Doctors using The Little Blue Book
for patient referrals will be able to decide how they want to use their thumbs—for page turning or mobile app navigation—when a revamped edition launches next quarter.
Although younger docs are expected to embrace the mobile form of the directory, older docs between the ages of 45 and 65 write the most prescriptions, and they “heavily prefer” the print version, according to MDHub president David Shrier. MDHub was formed in order to acquire The Little Blue Book, purchased from WebMD last September.
Around 150,000 docs, or “one-third of the actively prescribing docs in the US,” buy the book each year, and another 140,000 receive free circulation copies sponsored by pharma companies, said Shrier.
Doctors use the listings “two to three times a day on average” for patient referrals, offering marketers a high-frequency venue for ads, said Shrier.
“We did an IMS study on 96,000 physicians, and found that we produce at 20:1 ROI in three months for advertisers,” he said.
The mobile version of the directory will provide “things the print book can't do,” like advanced searching, said Shrier. Docs will be able to search for “an anesthesiologist that accepts Aetna and practices at Greenwich Hospital,” for example, said Shrier, adding that health plan acceptance information is one of the more valuable data fields collected in the book, along with practice associations.

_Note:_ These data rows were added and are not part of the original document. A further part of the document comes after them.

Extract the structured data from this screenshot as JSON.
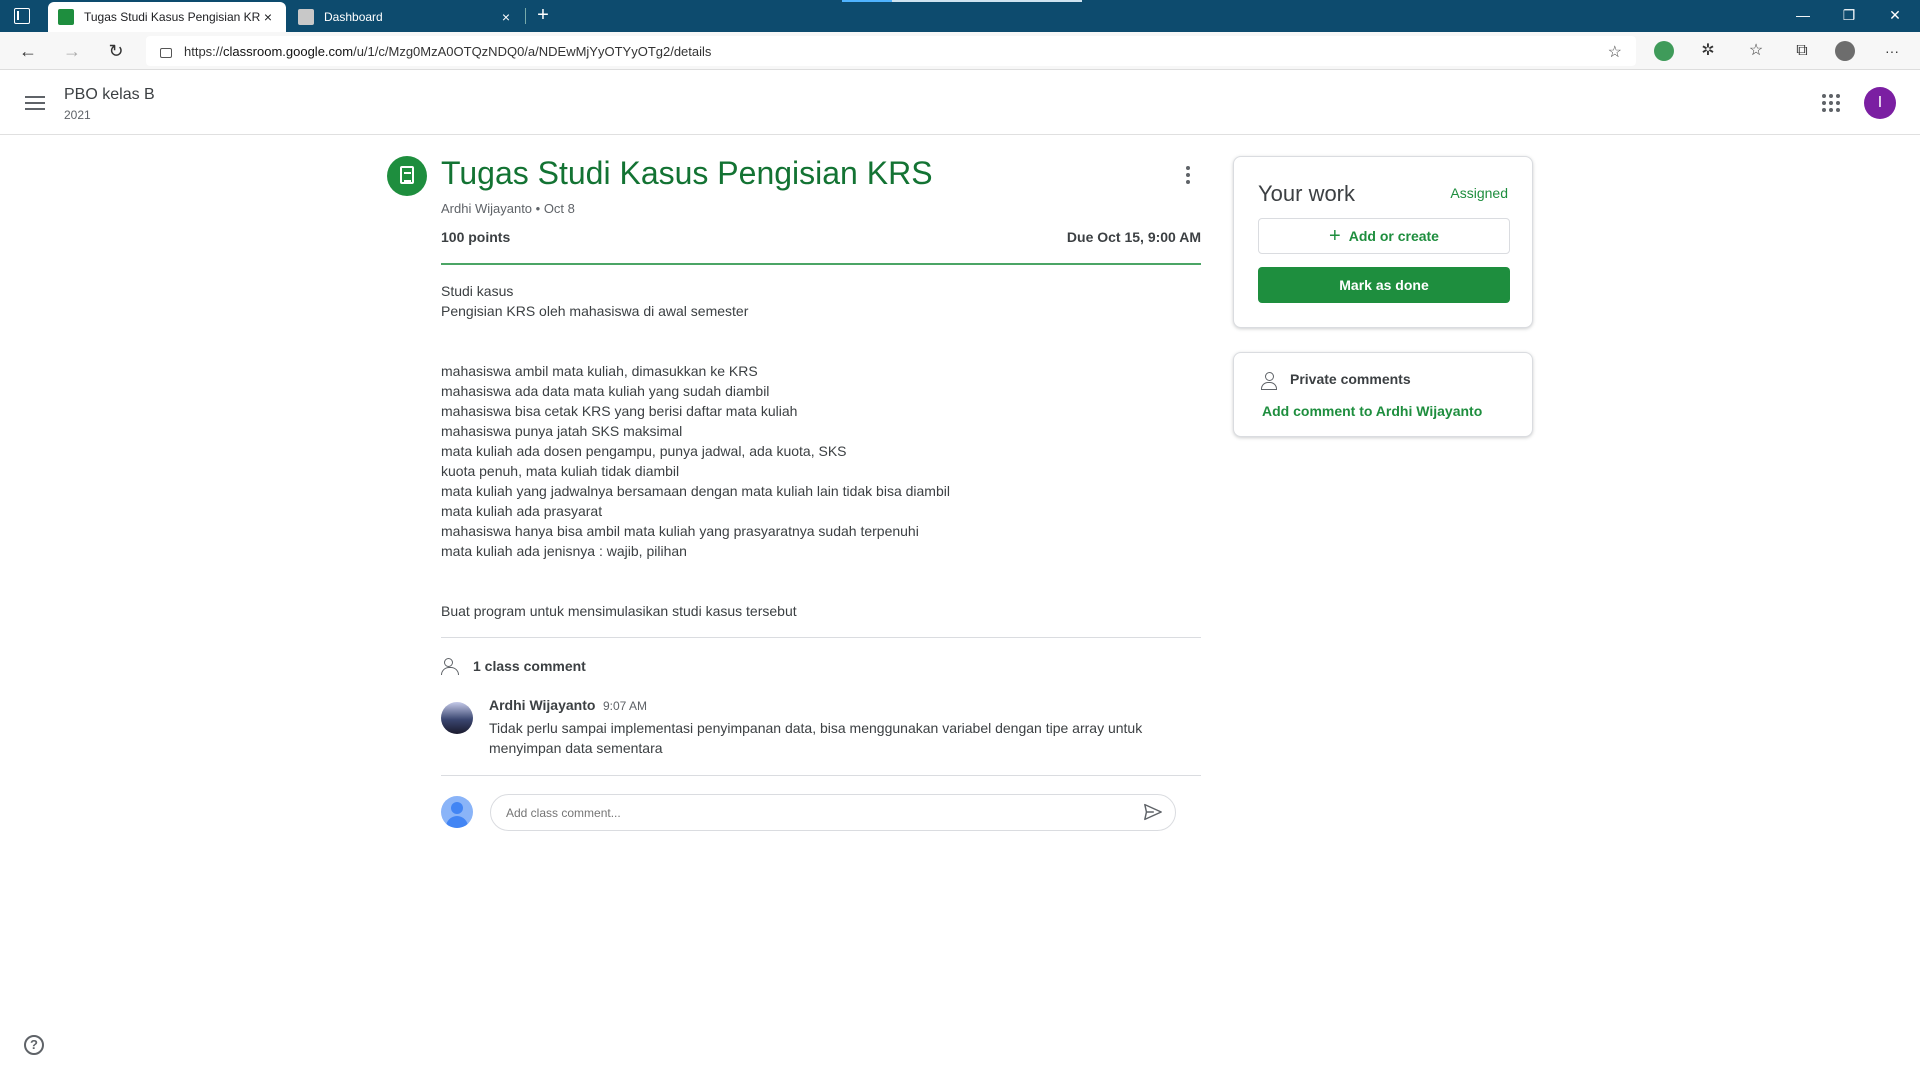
{
  "browser": {
    "tabs": [
      {
        "label": "Tugas Studi Kasus Pengisian KRS",
        "close": "×"
      },
      {
        "label": "Dashboard",
        "close": "×"
      }
    ],
    "new_tab": "+",
    "window_controls": {
      "minimize": "—",
      "maximize": "❐",
      "close": "✕"
    },
    "nav": {
      "back": "←",
      "forward": "→",
      "reload": "↻",
      "more": "···"
    },
    "url_prefix": "https://",
    "url_domain": "classroom.google.com",
    "url_path": "/u/1/c/Mzg0MzA0OTQzNDQ0/a/NDEwMjYyOTYyOTg2/details"
  },
  "header": {
    "class_name": "PBO kelas B",
    "class_section": "2021",
    "user_initial": "I",
    "colors": {
      "avatar": "#7b1fa2"
    }
  },
  "assignment": {
    "title": "Tugas Studi Kasus Pengisian KRS",
    "author_date": "Ardhi Wijayanto • Oct 8",
    "points": "100 points",
    "due": "Due Oct 15, 9:00 AM",
    "description_lines": [
      "Studi kasus",
      "Pengisian KRS oleh mahasiswa di awal semester",
      "",
      "",
      "mahasiswa ambil mata kuliah, dimasukkan ke KRS",
      "mahasiswa ada data mata kuliah yang sudah diambil",
      "mahasiswa bisa cetak KRS yang berisi daftar mata kuliah",
      "mahasiswa punya jatah SKS maksimal",
      "mata kuliah ada dosen pengampu, punya jadwal, ada kuota, SKS",
      "kuota penuh, mata kuliah tidak diambil",
      "mata kuliah yang jadwalnya bersamaan dengan mata kuliah lain tidak bisa diambil",
      "mata kuliah ada prasyarat",
      "mahasiswa hanya bisa ambil mata kuliah yang prasyaratnya sudah terpenuhi",
      "mata kuliah ada jenisnya : wajib, pilihan",
      "",
      "",
      "Buat program untuk mensimulasikan studi kasus tersebut"
    ],
    "colors": {
      "accent": "#1e8e3e",
      "title": "#137333"
    }
  },
  "class_comments": {
    "heading": "1 class comment",
    "items": [
      {
        "author": "Ardhi Wijayanto",
        "time": "9:07 AM",
        "text": "Tidak perlu sampai implementasi penyimpanan data, bisa menggunakan variabel dengan tipe array untuk menyimpan data sementara"
      }
    ],
    "input_placeholder": "Add class comment..."
  },
  "your_work": {
    "title": "Your work",
    "status": "Assigned",
    "add_label": "Add or create",
    "done_label": "Mark as done"
  },
  "private_comments": {
    "title": "Private comments",
    "add_label": "Add comment to Ardhi Wijayanto"
  }
}
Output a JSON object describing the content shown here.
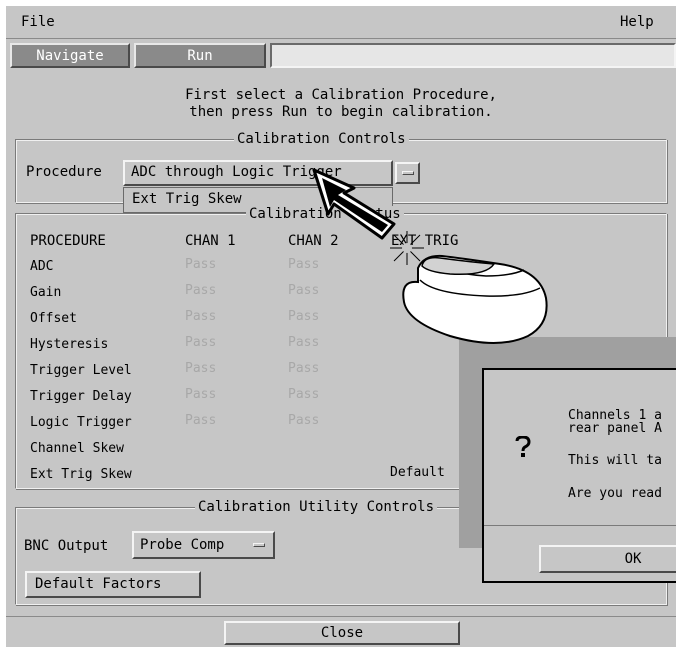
{
  "menubar": {
    "file": "File",
    "help": "Help"
  },
  "tabs": {
    "navigate": "Navigate",
    "run": "Run"
  },
  "instructions": [
    "First select a Calibration Procedure,",
    "then press Run to begin calibration."
  ],
  "controls": {
    "title": "Calibration Controls",
    "procedure_label": "Procedure",
    "procedure_value": "ADC through Logic Trigger",
    "dropdown_option": "Ext Trig Skew"
  },
  "status": {
    "title": "Calibration Status",
    "headers": [
      "PROCEDURE",
      "CHAN 1",
      "CHAN 2",
      "EXT TRIG"
    ],
    "rows": [
      {
        "name": "ADC",
        "ch1": "Pass",
        "ch2": "Pass"
      },
      {
        "name": "Gain",
        "ch1": "Pass",
        "ch2": "Pass"
      },
      {
        "name": "Offset",
        "ch1": "Pass",
        "ch2": "Pass"
      },
      {
        "name": "Hysteresis",
        "ch1": "Pass",
        "ch2": "Pass"
      },
      {
        "name": "Trigger Level",
        "ch1": "Pass",
        "ch2": "Pass"
      },
      {
        "name": "Trigger Delay",
        "ch1": "Pass",
        "ch2": "Pass"
      },
      {
        "name": "Logic Trigger",
        "ch1": "Pass",
        "ch2": "Pass"
      },
      {
        "name": "Channel Skew",
        "ch1": "",
        "ch2": ""
      },
      {
        "name": "Ext Trig Skew",
        "ch1": "",
        "ch2": ""
      }
    ],
    "ext_trig_default": "Default"
  },
  "utility": {
    "title": "Calibration Utility Controls",
    "bnc_label": "BNC Output",
    "bnc_value": "Probe Comp",
    "default_factors": "Default Factors"
  },
  "close": "Close",
  "dialog": {
    "line1": "Channels 1 a",
    "line2": "rear panel A",
    "line3": "This will ta",
    "line4": "Are you read",
    "ok": "OK"
  },
  "colors": {
    "panel": "#c6c6c6",
    "tab_active": "#8a8a8a",
    "pass_text": "#a8a8a8",
    "dialog_shadow": "#a0a0a0"
  },
  "icons": [
    "pointer-arrow-icon",
    "mouse-icon",
    "click-spark-icon",
    "question-icon"
  ]
}
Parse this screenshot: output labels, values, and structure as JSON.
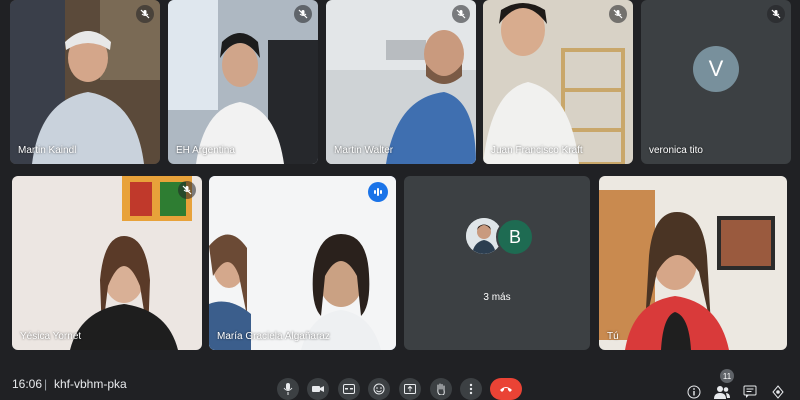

The 2010 Little Blue Book will be published during the second quarter, concurrent with the launch of the mobile app, and will offer a listing of physicians sorted by specialty, among other new features based on physician feedback, according to Shrier.
MDHub, based in Darien, CT, is managed by several former WebMD and pharma executives, including CEO Joe Grace, formerly SVP online marketing and product development at WebMD.